Nothing will ruin a trip faster than a dental emergency, whether you’re traveling for business, pleasure or both. You can reduce your risk of needing an emergency dentist in Lafayette by taking a few basic precautions. These include regular brushing and flossing, keeping dental appointments, and knowing what to do if a toothache strikes.
Prevention Is the Best Cure
There’s a reason why vehicle manufacturers urge drivers to follow the maintenance schedule in the owner’s manual. Taking a few moments to change your oil and rotate your tires can save you from a costly and time-consuming breakdown at the worst possible time.
This same principle applies to your teeth and gums. The best way to treat a dental emergency is to prevent it from happening in the first place. You can reduce your risk of tooth-related trouble by following these tips:
- Brush 2-3 times a day. You should use a soft bristle toothbrush and a fluoridated brand of toothpaste. Look for products with the ADA seal of acceptance on the packaging.
- Eat a sensible diet. This means enjoying plenty of protein, calcium, and fiber-rich food while limiting consumption of sweets, saturated fats, and simple starches. Do you have a sweet tooth? Try fresh fruit as a healthy alternative to sugary desserts.
- See your dentist every six months. Routine dental examinations can catch cavities and other problems in their earliest stages, before they have a chance to become emergencies.
- Avoid all tobacco and vaping products.

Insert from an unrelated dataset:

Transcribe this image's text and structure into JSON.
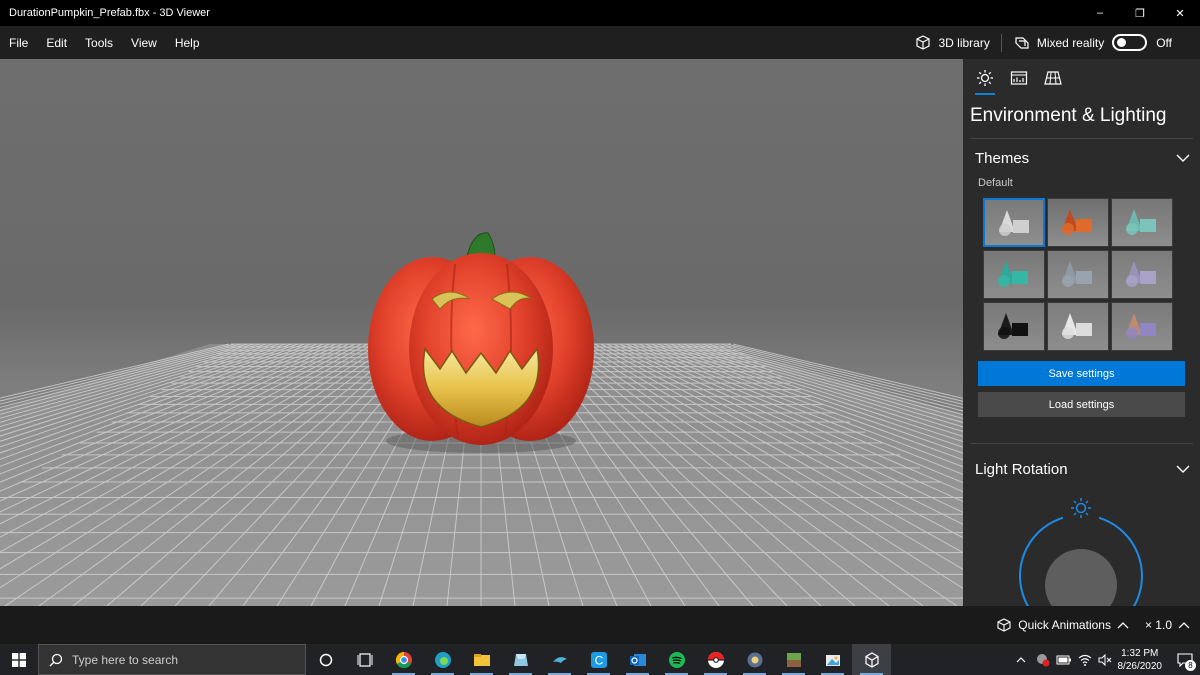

Not only are these substances bad for your lungs, they promote tooth decay and gum disease.
- Use common sense when it comes to alcohol. An occasional drink every now and then may be fine. But excessive consumption can erode the enamel on your teeth, increasing your risk of cavities and other serious problems.
Preparing for the Unexpected
Sometimes even the most diligent precautions can’t prevent a dental emergency from taking place. Here’s how to prepare yourself for when the unlikely occurs:
- Know what to do. For example, a broken or knocked-out tooth calls for a cold compress to control swelling, gauze or a teabag to control bleeding, and a small amount of salt water or milk in which to store the tooth for possible reinsertion later.
- Keep contact information handy. A dental emergency can happen any time, even when Internet connection is spotty or unavailable. Write down your dentist’s phone number and take it with you as you travel. You should also have your coverage information close by at all times.
- Assemble your own dental first aid kit. At the very least, it should include a container of dental wax, a bottle of clove oil, a few doses of pain reliever, a pair of latex gloves, and a few sticks of sugar-free gum to act as an emergency filling for cavities.
Nothing in life is ever 100% guaranteed. But following the tips in this post can reduce your risk of suffering from a dental emergency. Keep them in mind as you travel the highways and byways of life. We wish you lots of happy smiles throughout 2019 and beyond.
About the Author
Dr. Andrew Holecek has been practicing dentistry for over 30 years. He earned his DDS degree from the University of Colorado Health Sciences Center and devotes much of his spare time to ongoing education. You can reach his office online or by calling (303) 604-6355.